***** DATA UNDER STUDY *****
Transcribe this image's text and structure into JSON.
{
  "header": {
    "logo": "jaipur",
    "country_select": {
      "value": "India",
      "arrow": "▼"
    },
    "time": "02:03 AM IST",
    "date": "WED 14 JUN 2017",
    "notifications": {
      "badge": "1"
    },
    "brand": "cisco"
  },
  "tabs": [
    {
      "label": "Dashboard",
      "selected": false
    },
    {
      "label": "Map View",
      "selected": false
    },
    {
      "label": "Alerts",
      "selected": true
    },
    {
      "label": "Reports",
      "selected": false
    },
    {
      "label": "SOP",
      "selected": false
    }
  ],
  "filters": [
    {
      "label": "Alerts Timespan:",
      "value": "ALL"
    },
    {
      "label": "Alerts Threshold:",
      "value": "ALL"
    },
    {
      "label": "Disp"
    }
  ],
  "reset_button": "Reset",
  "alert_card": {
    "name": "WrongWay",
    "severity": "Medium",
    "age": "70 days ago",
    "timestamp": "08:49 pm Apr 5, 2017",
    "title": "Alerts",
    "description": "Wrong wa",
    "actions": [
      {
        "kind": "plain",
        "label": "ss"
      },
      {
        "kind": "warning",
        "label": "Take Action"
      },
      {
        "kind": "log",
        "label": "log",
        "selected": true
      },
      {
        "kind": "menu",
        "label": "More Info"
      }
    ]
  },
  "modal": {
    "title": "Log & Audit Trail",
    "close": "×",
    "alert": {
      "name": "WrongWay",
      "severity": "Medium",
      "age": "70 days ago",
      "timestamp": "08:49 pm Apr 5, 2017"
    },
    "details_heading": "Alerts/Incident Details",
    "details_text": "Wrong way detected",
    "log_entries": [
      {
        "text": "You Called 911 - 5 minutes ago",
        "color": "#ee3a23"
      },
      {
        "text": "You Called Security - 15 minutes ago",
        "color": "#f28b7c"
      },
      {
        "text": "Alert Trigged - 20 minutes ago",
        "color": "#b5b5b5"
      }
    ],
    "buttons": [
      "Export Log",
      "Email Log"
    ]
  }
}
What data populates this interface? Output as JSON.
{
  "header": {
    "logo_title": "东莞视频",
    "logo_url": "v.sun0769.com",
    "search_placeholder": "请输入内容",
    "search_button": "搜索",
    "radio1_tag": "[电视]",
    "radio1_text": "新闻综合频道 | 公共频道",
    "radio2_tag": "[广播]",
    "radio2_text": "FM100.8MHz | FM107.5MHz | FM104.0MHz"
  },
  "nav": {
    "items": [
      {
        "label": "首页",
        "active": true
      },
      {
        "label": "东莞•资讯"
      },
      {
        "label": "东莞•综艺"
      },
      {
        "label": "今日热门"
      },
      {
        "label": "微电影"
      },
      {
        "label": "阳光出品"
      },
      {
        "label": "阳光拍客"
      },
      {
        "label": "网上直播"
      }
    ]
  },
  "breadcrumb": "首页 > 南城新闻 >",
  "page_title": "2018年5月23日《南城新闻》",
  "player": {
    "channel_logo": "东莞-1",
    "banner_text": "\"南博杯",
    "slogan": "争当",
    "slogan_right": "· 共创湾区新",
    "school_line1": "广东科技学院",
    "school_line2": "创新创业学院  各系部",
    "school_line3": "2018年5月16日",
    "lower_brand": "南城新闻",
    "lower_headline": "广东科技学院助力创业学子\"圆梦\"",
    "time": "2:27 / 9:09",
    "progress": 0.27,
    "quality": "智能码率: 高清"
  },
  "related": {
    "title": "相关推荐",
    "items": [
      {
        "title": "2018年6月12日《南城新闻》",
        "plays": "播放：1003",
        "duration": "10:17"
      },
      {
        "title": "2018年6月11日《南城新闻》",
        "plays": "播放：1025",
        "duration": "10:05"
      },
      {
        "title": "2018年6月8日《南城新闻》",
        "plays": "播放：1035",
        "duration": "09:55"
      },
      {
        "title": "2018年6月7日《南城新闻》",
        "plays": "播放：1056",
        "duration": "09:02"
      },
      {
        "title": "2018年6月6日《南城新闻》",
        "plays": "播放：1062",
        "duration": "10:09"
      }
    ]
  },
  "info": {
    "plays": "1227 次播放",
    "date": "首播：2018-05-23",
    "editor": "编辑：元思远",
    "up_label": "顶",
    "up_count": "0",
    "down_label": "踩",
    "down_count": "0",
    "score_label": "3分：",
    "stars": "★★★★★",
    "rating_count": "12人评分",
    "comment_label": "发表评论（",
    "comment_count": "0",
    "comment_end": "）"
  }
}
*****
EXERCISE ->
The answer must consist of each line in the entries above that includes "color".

FINAL ANSWER ->
        "color": "#ee3a23"
        "color": "#f28b7c"
        "color": "#b5b5b5"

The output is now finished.